▸ **Data in this exercise**
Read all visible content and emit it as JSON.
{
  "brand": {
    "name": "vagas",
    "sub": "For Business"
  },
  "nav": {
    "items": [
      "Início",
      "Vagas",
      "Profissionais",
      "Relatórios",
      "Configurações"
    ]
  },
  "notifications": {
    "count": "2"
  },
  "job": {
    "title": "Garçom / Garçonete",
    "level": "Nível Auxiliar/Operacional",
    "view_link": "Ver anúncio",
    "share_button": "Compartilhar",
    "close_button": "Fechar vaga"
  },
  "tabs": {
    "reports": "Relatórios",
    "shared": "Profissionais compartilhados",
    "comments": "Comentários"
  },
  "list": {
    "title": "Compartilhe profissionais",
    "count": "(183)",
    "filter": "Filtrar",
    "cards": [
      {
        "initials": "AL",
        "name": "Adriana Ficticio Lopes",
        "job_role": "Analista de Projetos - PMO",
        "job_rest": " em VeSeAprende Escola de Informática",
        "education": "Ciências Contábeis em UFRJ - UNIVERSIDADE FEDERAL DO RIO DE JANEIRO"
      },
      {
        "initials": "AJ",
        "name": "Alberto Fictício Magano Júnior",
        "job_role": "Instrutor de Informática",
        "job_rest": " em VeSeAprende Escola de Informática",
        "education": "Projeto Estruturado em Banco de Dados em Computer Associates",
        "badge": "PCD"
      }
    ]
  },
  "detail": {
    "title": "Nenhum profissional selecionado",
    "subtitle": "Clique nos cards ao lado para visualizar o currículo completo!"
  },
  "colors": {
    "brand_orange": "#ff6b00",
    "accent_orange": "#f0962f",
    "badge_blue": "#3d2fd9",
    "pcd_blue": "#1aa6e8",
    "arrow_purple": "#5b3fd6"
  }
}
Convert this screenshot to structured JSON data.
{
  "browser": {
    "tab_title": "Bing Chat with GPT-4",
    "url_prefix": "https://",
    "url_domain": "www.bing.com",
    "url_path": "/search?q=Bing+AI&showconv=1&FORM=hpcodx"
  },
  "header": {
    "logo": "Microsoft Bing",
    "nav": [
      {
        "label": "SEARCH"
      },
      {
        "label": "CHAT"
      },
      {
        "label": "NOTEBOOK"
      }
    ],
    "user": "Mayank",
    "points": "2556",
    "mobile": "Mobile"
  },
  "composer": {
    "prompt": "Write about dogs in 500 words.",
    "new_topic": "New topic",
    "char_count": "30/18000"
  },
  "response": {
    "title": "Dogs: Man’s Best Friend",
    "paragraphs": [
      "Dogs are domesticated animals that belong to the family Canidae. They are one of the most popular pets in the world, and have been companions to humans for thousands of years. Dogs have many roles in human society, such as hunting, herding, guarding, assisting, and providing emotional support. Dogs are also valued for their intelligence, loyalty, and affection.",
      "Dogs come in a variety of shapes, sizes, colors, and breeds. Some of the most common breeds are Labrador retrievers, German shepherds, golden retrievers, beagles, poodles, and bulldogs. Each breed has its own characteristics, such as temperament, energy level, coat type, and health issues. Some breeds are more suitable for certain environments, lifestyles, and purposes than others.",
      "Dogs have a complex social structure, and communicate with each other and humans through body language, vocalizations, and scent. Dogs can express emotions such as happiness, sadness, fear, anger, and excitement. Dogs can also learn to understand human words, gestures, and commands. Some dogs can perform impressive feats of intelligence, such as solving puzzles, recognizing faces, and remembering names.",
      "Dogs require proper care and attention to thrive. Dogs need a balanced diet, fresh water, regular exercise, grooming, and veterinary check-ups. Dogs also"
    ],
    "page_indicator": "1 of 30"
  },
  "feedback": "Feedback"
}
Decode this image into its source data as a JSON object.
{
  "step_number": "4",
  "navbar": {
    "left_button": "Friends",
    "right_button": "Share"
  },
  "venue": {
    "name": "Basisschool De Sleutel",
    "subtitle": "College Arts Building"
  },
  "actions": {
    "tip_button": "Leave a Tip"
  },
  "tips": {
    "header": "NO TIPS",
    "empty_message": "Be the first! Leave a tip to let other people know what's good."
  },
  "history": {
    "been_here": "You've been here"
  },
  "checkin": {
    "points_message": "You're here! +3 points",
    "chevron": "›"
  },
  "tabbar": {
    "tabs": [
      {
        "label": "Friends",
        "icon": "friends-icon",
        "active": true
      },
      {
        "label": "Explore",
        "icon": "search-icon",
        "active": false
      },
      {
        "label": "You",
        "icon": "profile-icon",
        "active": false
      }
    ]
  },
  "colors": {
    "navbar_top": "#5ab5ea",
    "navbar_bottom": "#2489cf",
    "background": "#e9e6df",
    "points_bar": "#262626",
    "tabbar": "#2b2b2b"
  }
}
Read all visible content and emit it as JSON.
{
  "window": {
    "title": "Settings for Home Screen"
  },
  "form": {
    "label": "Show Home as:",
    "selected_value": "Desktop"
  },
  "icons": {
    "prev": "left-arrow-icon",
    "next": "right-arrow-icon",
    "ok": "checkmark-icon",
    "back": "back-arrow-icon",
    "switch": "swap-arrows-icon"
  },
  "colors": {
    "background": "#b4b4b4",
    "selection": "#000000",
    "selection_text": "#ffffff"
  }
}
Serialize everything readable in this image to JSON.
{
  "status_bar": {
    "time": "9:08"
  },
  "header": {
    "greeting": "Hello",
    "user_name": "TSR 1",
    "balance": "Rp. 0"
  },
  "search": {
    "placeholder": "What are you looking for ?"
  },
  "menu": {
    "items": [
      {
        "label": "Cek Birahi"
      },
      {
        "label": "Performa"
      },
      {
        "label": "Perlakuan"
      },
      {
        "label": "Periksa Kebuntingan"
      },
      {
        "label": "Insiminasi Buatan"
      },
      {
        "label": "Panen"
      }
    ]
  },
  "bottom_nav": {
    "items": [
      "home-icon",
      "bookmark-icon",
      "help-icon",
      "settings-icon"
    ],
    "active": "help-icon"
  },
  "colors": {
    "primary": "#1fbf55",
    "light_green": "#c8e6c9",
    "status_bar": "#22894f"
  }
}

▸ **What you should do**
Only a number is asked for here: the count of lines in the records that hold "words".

▸ **Written response**
2